▸ **Source information**:
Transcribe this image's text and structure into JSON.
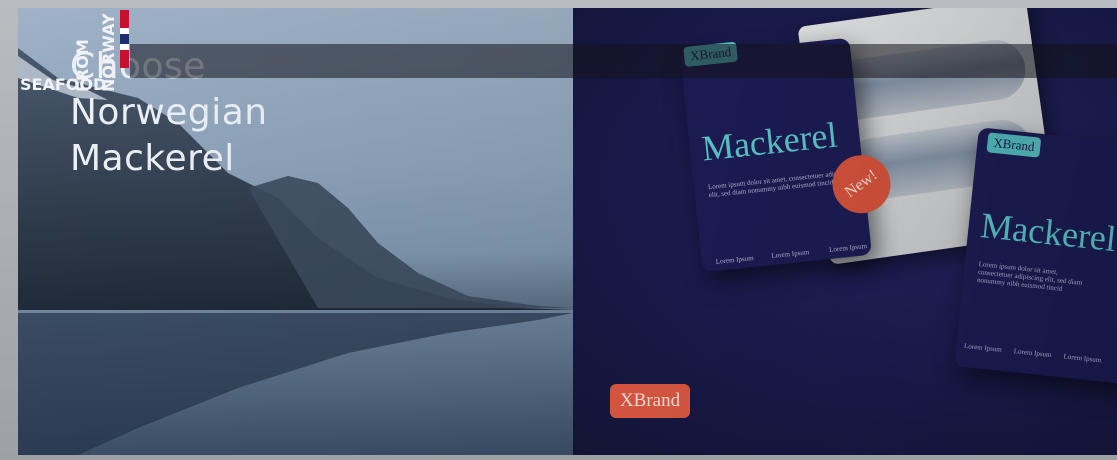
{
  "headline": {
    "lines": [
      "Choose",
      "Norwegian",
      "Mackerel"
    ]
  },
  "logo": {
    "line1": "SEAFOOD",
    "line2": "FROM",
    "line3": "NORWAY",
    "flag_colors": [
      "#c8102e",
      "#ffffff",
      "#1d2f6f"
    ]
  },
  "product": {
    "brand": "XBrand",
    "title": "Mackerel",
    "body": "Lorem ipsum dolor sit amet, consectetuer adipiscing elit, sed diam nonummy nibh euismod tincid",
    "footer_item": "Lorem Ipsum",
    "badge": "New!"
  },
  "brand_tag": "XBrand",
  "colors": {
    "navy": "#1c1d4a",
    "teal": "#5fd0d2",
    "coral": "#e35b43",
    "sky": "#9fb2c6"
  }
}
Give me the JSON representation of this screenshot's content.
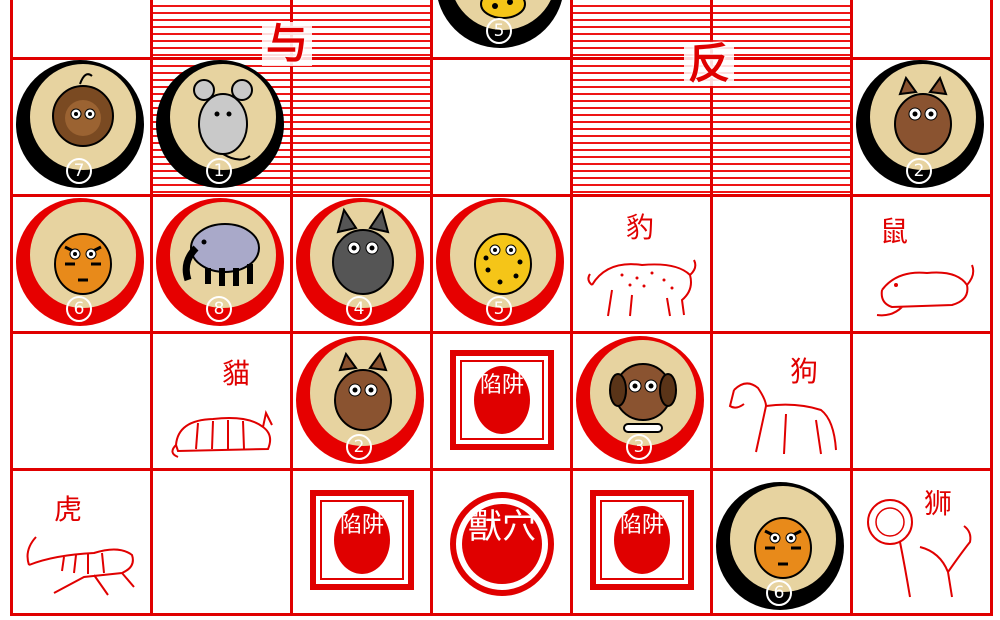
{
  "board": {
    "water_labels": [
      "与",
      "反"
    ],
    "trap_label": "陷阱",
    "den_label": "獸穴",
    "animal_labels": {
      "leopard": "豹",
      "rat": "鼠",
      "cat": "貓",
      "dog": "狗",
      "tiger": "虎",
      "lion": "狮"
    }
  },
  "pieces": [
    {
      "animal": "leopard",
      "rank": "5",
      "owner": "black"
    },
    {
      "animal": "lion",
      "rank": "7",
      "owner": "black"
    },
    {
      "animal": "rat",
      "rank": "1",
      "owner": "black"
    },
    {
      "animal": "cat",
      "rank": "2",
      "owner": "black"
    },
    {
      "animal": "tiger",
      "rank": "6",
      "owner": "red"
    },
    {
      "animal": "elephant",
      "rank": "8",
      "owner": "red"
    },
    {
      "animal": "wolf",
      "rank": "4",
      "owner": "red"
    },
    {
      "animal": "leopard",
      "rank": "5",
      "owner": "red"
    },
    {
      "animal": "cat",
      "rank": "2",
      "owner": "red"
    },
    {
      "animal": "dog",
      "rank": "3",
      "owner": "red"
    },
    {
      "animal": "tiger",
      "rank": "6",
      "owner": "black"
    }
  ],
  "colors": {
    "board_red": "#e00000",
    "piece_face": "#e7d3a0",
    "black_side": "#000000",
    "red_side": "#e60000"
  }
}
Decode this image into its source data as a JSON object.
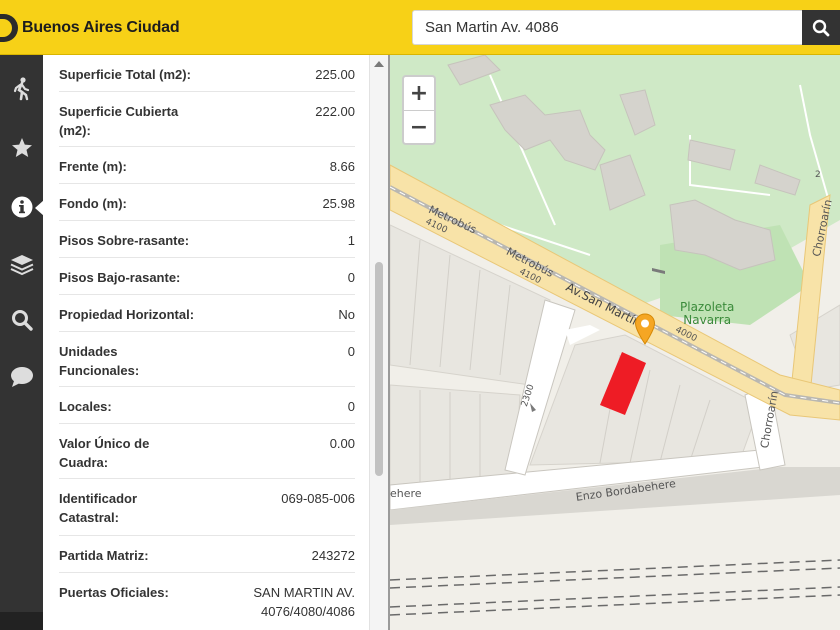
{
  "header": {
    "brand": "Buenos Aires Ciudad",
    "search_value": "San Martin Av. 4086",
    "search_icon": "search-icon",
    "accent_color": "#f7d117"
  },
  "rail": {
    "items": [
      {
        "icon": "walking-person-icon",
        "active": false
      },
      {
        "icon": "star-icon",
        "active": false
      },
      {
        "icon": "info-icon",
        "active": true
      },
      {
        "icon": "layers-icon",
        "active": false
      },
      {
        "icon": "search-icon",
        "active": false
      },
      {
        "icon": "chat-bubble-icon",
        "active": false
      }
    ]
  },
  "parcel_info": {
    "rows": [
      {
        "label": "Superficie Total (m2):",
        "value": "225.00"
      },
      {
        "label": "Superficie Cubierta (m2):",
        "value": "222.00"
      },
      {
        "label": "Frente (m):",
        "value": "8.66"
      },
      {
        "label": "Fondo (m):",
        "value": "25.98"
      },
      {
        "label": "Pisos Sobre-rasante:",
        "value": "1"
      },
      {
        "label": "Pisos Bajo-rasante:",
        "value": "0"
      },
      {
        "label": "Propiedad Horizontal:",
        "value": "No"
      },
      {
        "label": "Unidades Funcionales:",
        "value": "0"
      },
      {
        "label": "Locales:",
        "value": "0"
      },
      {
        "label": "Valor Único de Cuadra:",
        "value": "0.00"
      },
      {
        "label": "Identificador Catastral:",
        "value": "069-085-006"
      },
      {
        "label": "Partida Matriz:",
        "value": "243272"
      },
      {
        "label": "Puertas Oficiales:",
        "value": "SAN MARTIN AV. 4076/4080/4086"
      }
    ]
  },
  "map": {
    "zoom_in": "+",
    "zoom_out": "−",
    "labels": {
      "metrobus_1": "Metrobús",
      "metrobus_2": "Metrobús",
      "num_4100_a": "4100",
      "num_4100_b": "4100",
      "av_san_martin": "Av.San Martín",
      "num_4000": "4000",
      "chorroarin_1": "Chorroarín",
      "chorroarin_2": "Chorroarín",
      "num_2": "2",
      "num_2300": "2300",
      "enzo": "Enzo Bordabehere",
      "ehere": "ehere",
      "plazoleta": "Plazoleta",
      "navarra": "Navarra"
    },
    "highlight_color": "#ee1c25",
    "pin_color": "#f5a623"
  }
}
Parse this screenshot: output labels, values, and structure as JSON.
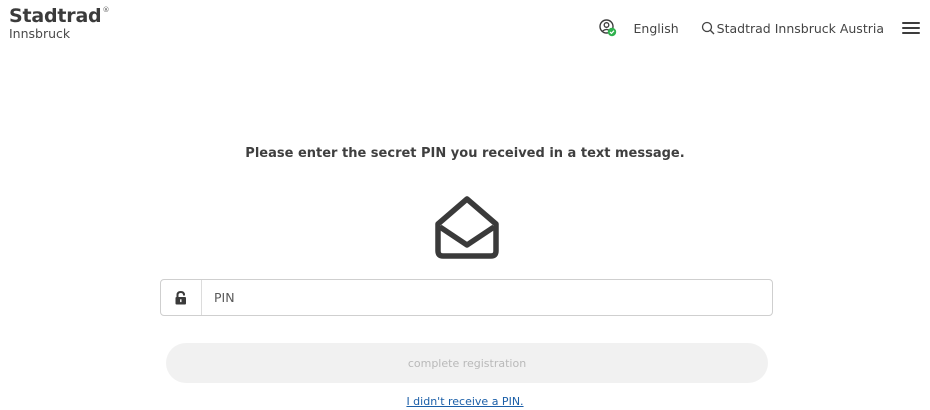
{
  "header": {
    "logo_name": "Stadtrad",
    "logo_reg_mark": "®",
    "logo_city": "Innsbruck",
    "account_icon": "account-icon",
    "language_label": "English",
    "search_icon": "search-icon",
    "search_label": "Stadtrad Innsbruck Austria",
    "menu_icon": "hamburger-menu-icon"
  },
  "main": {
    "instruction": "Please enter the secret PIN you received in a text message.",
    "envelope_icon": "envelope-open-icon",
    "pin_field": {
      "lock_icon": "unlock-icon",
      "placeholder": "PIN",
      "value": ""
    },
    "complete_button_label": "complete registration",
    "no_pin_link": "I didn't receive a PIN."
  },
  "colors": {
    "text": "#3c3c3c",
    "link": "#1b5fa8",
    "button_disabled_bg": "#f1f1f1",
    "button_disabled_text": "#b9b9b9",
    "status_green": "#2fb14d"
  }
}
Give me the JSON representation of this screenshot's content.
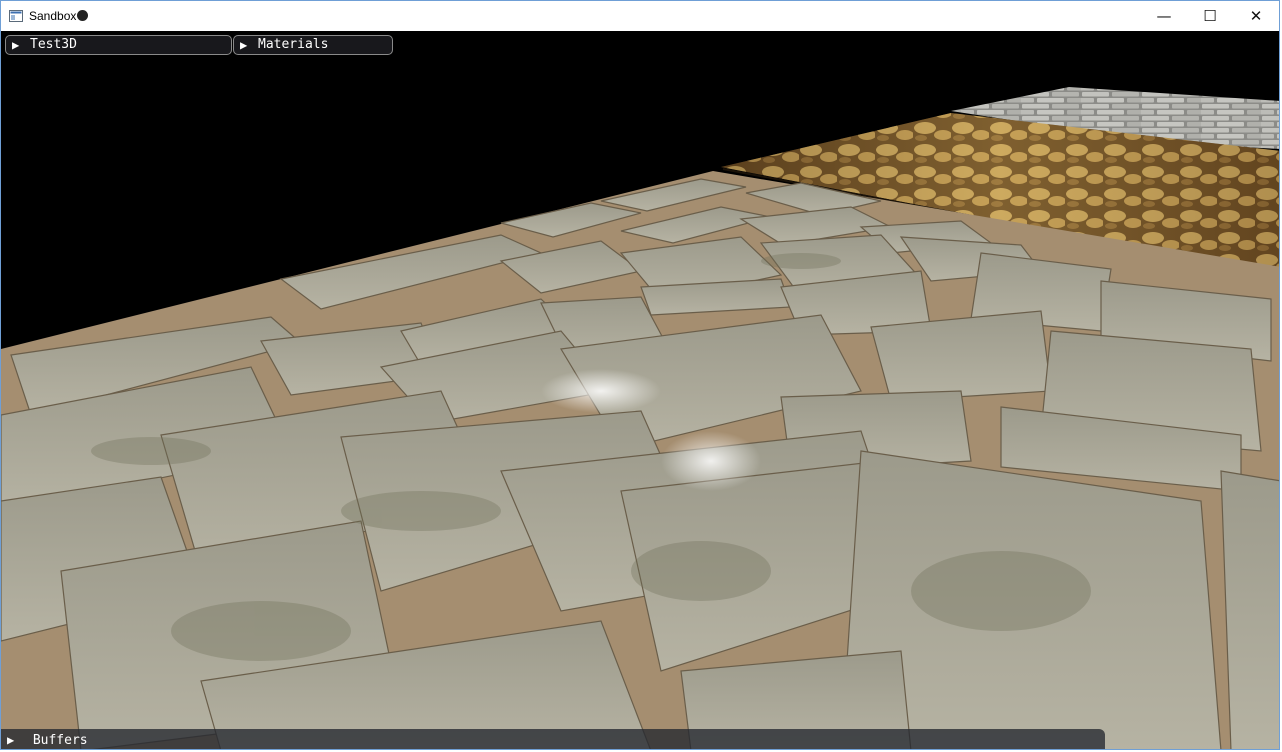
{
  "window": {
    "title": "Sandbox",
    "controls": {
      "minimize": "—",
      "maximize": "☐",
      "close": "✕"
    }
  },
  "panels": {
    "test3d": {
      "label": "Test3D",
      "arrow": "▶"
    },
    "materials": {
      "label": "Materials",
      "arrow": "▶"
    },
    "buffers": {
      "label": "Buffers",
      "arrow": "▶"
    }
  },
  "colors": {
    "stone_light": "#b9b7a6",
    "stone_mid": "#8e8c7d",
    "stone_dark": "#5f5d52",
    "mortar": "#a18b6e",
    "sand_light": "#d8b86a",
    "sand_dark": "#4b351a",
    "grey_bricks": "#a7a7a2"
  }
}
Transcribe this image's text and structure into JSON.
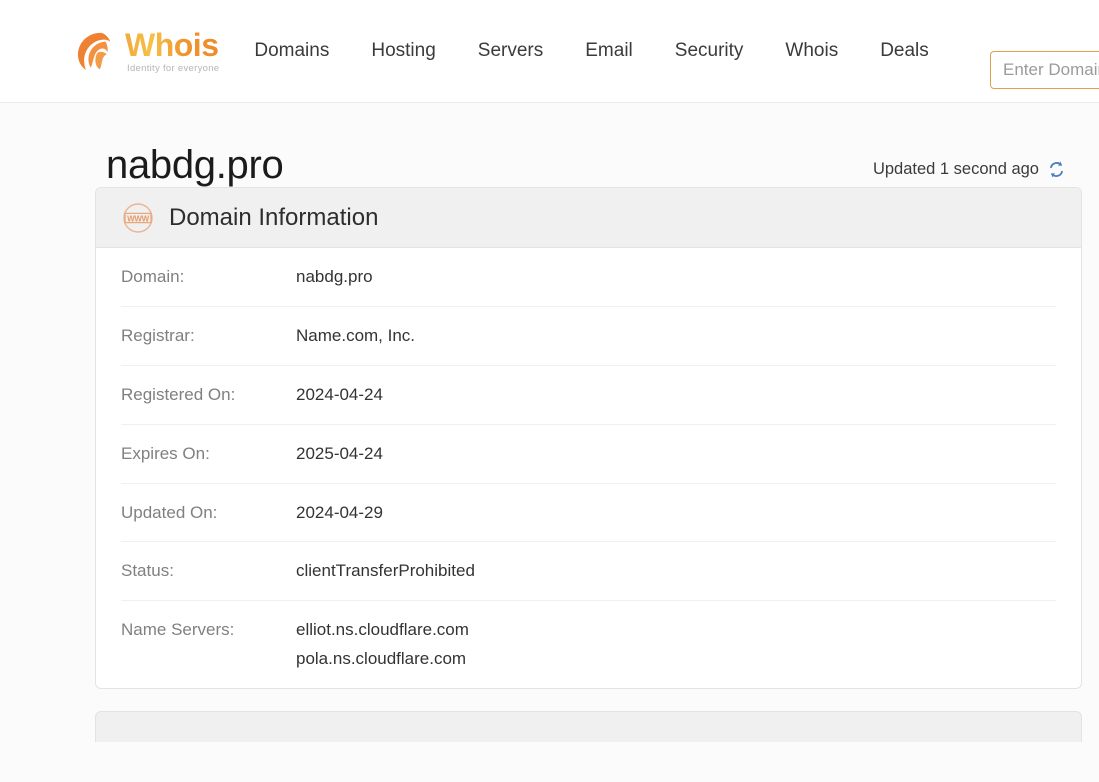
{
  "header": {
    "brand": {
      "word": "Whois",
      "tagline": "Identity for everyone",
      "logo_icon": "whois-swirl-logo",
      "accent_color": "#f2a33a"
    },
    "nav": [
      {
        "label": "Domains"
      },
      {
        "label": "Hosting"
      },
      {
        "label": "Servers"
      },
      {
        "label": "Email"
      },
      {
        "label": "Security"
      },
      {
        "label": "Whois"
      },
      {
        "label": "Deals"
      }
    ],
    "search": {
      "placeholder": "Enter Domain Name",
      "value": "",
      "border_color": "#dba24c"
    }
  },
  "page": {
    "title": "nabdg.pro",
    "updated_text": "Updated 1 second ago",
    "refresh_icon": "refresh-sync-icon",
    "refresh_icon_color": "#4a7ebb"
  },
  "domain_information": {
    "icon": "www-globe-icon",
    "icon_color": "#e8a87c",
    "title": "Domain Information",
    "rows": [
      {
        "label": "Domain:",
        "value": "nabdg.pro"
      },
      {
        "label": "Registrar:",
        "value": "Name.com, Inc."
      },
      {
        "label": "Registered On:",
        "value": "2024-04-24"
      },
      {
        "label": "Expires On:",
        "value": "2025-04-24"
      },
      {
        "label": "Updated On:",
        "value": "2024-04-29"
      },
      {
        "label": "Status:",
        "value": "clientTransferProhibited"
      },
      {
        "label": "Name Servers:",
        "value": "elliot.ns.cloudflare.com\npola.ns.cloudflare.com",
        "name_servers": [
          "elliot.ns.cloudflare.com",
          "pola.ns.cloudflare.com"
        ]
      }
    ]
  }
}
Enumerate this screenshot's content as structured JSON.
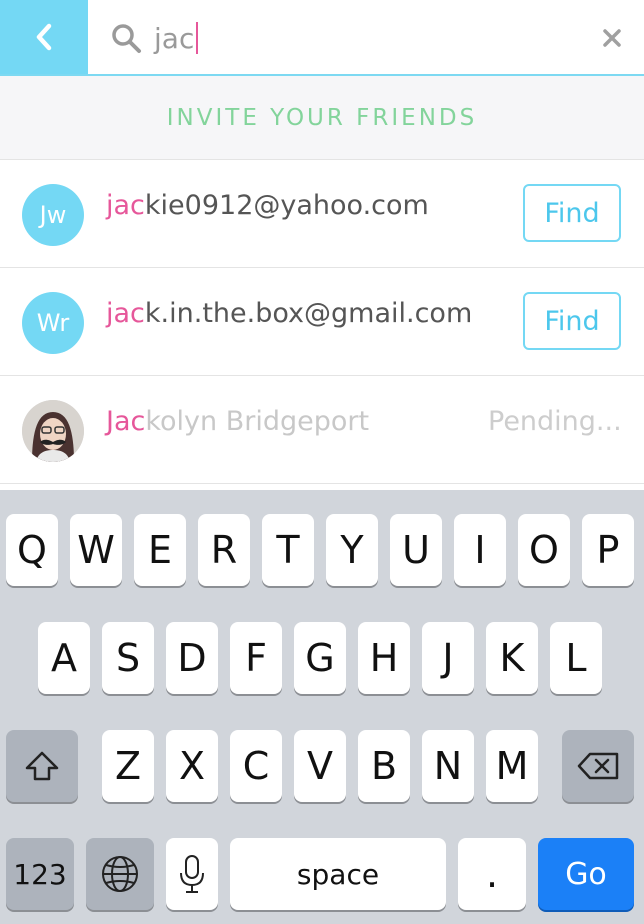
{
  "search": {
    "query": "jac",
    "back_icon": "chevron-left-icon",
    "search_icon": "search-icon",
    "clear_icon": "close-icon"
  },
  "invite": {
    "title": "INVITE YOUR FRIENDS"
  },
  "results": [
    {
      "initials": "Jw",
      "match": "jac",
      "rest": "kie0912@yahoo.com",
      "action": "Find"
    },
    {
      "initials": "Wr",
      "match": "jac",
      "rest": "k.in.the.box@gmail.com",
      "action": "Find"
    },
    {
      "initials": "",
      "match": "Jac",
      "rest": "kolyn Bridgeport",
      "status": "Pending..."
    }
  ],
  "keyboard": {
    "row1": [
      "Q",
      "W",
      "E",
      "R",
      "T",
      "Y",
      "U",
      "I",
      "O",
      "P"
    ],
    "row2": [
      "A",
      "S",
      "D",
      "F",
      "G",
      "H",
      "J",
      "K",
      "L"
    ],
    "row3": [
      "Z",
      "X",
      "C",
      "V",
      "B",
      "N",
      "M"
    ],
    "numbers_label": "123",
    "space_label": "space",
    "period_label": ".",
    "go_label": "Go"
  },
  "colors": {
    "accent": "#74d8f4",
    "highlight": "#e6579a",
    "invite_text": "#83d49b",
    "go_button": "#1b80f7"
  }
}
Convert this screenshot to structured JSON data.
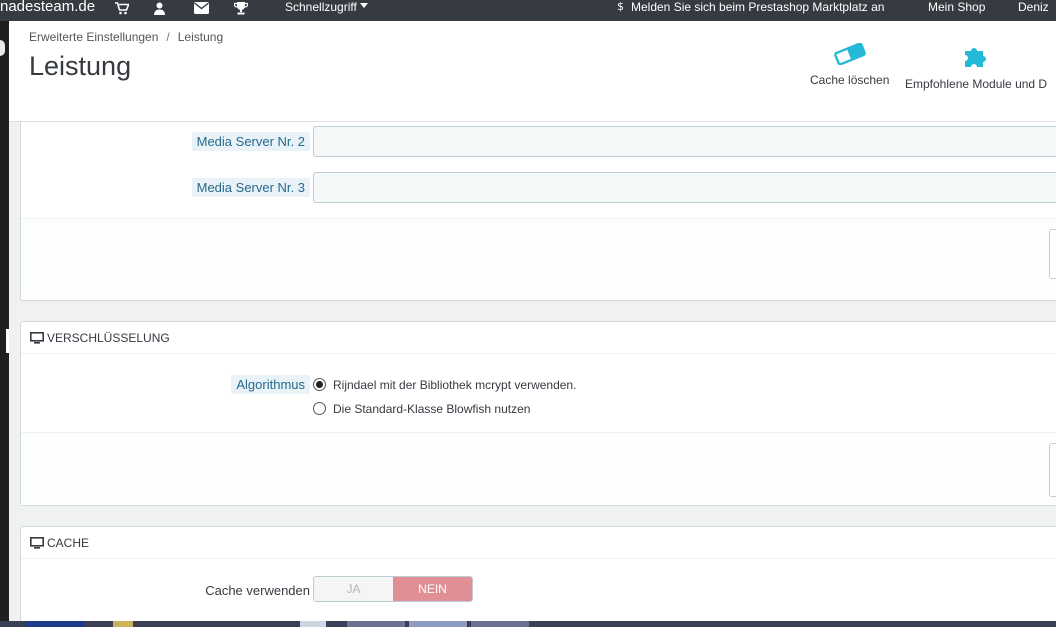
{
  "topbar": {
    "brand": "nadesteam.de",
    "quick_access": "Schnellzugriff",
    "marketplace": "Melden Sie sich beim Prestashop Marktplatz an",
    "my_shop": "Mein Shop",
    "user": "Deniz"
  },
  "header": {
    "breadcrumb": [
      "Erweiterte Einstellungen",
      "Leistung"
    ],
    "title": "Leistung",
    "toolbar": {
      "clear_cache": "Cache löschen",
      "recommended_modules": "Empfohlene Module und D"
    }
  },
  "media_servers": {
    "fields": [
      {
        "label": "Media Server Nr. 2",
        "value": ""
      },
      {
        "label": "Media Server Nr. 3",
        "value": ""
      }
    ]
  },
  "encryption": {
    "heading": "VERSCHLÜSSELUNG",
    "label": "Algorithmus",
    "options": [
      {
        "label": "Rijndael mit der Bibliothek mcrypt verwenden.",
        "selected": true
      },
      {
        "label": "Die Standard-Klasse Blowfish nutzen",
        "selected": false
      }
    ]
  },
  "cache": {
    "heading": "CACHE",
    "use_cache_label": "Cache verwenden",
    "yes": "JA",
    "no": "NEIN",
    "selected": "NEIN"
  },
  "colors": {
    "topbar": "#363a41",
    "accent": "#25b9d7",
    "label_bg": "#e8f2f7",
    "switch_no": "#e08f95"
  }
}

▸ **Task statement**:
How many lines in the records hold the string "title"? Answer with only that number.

▸ **Written response**:
6